  28. ^ Vogel, Scott. "A Young Composer's Wonder 'Years'". Washington Post. Retrieved 14 March 2017.
  29. ^ "Weddings/Celebrations; Georgia Stitt, Jason Robert Brown" The New York Times, October 19, 2003
  30. ^ "Jason Robert Brown and Georgia Stitt Welcome A Baby Girl!" Archived 2009-10-24 at the Wayback Machine broadwayworld.com, October 21, 2009
  31. ^ "'Songs for a New World' Listing" Archived 2015-10-01 at the Wayback Machine Internet Off-Broadway Database, accessed September 30, 2015
  32. ^ McPhee, Ryan (June 28, 2018). "Read Reviews for Encores! Off-Center's Songs for a New World". Playbill. Retrieved 2021-10-22.
  33. ^ https://playbill.com/article/the-last-five-years-with-adam-kantor-and-betsy-wolfe-extends-prior-to-off-broadway-bow-com-203077
  34. ^ https://playbill.com/article/nick-jonas-and-adrienne-warren-to-star-in-the-last-five-years-on-broadway

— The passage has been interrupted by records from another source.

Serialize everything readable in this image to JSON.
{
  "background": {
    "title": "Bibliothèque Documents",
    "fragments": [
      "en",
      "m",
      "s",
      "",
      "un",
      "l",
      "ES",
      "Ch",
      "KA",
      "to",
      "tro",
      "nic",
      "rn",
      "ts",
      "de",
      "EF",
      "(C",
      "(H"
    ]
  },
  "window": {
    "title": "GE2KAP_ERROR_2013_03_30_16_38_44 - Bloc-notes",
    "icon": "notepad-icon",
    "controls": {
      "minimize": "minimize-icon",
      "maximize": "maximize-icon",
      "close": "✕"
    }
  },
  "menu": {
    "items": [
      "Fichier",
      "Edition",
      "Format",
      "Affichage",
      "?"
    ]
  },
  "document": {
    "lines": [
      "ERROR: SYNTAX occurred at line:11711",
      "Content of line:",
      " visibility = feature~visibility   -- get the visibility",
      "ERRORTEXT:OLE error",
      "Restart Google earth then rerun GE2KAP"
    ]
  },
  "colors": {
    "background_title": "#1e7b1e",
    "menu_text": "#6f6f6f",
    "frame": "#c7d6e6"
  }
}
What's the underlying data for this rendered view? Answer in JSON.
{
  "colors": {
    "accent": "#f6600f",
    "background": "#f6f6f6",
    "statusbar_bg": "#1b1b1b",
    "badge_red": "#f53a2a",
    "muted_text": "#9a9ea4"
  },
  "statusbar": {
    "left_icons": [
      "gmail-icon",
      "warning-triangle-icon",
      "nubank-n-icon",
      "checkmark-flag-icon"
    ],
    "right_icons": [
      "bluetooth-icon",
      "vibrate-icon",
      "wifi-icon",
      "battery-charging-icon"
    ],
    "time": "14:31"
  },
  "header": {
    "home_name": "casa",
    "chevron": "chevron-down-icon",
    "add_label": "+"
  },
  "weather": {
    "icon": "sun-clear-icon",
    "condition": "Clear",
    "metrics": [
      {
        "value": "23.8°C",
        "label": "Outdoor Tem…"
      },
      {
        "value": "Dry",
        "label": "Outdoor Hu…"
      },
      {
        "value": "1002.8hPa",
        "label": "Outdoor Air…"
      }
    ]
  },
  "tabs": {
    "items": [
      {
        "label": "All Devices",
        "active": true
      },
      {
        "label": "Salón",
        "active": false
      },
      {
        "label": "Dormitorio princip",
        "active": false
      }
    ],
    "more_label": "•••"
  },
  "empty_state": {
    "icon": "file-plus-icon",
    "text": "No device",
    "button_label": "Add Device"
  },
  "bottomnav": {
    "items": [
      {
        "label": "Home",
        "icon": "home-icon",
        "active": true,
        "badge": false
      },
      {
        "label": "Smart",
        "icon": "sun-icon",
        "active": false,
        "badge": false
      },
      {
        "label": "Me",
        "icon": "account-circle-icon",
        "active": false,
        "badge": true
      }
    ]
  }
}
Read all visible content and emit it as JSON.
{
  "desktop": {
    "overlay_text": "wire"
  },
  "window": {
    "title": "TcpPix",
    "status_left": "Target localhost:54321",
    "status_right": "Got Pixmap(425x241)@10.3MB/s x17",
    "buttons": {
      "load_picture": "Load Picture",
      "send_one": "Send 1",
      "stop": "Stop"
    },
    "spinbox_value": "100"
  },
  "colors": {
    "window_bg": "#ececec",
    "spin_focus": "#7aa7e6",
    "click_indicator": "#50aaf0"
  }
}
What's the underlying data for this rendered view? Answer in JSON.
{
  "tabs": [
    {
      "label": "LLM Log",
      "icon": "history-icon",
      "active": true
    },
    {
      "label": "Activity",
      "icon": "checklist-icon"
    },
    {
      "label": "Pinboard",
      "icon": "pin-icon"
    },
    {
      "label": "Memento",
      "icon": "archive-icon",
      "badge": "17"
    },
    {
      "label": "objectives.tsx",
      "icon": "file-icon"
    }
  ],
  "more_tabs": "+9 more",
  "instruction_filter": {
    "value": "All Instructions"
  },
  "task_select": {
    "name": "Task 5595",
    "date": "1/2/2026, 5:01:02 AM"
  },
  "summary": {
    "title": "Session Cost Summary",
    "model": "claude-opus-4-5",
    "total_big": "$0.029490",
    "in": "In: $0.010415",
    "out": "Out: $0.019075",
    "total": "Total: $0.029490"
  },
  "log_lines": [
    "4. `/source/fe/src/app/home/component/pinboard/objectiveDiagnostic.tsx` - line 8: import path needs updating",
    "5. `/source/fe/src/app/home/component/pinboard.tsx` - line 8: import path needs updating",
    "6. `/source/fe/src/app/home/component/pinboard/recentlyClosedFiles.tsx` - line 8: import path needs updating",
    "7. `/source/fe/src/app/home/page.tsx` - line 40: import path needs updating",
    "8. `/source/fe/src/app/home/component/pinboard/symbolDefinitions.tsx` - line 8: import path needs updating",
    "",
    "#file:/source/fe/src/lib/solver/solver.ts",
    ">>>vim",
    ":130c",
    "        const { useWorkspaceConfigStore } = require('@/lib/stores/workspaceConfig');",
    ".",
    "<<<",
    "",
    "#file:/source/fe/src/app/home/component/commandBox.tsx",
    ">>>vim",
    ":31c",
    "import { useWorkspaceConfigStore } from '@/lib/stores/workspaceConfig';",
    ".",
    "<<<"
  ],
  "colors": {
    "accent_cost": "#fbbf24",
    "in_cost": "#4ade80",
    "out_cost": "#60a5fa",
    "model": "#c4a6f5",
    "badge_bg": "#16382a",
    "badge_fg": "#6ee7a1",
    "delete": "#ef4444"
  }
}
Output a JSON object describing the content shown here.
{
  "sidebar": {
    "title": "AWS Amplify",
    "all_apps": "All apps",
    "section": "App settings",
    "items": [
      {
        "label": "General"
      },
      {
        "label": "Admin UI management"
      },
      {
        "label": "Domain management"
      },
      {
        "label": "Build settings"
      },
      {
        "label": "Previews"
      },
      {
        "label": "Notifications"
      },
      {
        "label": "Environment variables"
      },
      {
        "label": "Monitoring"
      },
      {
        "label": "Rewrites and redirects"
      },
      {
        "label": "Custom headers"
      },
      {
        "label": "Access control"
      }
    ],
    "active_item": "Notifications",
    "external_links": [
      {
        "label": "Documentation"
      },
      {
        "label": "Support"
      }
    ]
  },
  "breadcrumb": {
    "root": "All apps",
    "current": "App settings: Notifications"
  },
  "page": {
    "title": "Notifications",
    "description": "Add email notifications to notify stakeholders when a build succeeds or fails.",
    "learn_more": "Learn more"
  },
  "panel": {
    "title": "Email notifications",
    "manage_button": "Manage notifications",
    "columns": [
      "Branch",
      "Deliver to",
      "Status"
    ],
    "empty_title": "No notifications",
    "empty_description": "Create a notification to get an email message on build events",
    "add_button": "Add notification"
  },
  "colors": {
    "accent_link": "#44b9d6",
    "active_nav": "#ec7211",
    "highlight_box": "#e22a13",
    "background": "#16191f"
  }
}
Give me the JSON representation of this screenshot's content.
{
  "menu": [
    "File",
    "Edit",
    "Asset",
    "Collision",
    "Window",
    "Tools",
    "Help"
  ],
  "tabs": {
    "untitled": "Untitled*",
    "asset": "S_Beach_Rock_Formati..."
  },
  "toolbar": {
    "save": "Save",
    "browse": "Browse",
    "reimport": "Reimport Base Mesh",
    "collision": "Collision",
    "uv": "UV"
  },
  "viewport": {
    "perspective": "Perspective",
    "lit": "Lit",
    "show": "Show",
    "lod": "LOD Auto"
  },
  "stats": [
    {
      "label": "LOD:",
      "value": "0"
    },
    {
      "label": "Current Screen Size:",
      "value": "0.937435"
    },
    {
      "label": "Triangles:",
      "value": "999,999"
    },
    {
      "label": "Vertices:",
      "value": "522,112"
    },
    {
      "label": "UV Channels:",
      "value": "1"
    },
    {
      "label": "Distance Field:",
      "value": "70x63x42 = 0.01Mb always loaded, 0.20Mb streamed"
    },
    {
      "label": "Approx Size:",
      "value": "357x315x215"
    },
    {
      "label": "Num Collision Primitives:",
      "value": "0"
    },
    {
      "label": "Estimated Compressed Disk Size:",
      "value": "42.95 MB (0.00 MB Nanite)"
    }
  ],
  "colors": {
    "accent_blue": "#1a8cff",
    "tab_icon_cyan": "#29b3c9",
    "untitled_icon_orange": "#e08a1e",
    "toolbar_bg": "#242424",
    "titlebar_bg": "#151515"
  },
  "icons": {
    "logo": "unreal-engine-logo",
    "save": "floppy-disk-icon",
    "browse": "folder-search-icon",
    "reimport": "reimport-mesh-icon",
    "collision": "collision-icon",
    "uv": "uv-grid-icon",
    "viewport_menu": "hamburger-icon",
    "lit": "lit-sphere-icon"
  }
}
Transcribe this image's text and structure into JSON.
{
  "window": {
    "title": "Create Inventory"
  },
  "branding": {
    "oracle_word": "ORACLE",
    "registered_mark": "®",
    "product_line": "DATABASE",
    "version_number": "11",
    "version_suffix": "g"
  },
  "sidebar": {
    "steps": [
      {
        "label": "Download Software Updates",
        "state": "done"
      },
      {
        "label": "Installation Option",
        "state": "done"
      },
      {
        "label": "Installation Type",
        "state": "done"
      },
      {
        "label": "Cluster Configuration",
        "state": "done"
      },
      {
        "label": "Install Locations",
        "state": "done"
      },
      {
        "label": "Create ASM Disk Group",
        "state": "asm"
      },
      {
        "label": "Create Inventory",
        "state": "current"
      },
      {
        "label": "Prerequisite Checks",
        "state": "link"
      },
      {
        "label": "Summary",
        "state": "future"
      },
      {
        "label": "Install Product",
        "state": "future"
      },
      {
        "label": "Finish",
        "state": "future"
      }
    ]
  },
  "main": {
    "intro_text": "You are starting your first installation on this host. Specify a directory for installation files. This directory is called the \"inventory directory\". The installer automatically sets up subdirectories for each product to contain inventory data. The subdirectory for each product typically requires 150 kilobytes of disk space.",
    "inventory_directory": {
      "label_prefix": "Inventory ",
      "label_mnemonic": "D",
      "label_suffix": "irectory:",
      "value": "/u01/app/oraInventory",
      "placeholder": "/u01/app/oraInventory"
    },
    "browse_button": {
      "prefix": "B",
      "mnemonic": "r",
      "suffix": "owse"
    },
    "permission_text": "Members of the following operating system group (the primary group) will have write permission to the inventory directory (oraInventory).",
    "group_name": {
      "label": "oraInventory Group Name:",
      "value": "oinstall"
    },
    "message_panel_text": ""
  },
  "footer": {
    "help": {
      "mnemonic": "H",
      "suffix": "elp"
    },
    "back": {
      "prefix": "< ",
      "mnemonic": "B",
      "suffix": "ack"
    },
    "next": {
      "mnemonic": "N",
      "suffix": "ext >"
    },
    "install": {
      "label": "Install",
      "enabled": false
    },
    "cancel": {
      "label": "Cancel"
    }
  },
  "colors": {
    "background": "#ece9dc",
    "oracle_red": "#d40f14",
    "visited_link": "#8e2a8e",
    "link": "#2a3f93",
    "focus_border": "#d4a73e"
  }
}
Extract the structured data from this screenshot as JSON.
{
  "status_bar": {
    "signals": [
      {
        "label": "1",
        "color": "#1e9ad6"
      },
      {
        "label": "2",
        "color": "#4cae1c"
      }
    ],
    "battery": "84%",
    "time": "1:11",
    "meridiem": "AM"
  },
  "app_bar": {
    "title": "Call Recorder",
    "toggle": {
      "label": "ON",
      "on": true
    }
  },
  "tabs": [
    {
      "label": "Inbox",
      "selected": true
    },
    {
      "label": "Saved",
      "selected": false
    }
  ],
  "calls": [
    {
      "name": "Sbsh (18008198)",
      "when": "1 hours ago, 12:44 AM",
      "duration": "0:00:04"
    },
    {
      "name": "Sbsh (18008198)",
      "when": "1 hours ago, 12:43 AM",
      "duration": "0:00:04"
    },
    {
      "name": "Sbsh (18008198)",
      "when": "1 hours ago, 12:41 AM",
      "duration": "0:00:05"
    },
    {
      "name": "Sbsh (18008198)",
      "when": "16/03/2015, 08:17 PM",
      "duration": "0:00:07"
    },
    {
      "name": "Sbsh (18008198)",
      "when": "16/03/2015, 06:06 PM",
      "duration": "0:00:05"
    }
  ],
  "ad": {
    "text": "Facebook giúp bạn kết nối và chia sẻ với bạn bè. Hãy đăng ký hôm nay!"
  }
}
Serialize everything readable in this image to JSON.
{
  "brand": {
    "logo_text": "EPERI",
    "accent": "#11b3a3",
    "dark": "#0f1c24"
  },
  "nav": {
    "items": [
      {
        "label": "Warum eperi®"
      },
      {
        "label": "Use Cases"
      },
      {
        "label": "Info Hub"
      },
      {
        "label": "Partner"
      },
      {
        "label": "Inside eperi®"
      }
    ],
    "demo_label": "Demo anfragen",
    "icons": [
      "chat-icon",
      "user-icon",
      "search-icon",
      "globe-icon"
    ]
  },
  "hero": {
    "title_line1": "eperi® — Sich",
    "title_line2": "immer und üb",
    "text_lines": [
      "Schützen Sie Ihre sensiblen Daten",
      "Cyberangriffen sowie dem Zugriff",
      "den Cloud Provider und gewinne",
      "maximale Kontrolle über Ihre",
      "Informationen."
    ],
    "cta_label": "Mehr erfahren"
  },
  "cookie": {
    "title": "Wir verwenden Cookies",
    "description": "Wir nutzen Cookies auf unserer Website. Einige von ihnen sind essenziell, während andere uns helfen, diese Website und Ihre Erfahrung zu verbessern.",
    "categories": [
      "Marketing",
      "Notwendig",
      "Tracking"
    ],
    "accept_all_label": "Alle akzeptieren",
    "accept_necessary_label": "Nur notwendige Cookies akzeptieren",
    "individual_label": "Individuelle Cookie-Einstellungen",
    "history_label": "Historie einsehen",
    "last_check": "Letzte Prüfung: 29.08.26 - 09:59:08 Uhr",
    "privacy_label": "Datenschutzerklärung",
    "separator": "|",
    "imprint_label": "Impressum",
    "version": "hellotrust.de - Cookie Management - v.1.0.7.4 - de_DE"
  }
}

  35. ^ "Jason Robert Brown's 13 Announces Broadway Closing Date". Archived from the original on 2008-12-19.
  36. ^ "The Tony Award Nominees – Shows – TonyAwards.com – The American Theatre Wing's Tony Awards® – Official Website by IBM". TonyAwards.com. 2014-02-18. Retrieved 2014-07-04.
  37. ^ "Shoshana Bean to Co-Star in Billy Crystal Musical Mr. Saturday Night on Broadway". playbill.com. 2022-01-12. Retrieved 2022-01-13.
  38. ^ "Twitter - Jason Robert Brown". twitter.com. 2022-01-12. Retrieved 2022-01-13.
  39. ^ HARMS, TALAURA (January 25, 2024). "New Jason Robert Brown Musical The Connector Extends Off-Broadway at MCC Theater".
  40. ^ "Midnight in the Garden of Good and Evil".
  41. ^ "New Album "Coming from Inside the House" Released 12/18!". Jasonrobertbrown.com. 14 December 2020.
  42. ^ "The Waverly Gallery – 2000 Off-Broadway – Backstage". Broadwayworld.com. Retrieved 2014-07-04.
  43. ^ "Songs of Jason Robert Brown: Music". Amazon. Retrieved 2014-07-04.

External links[edit]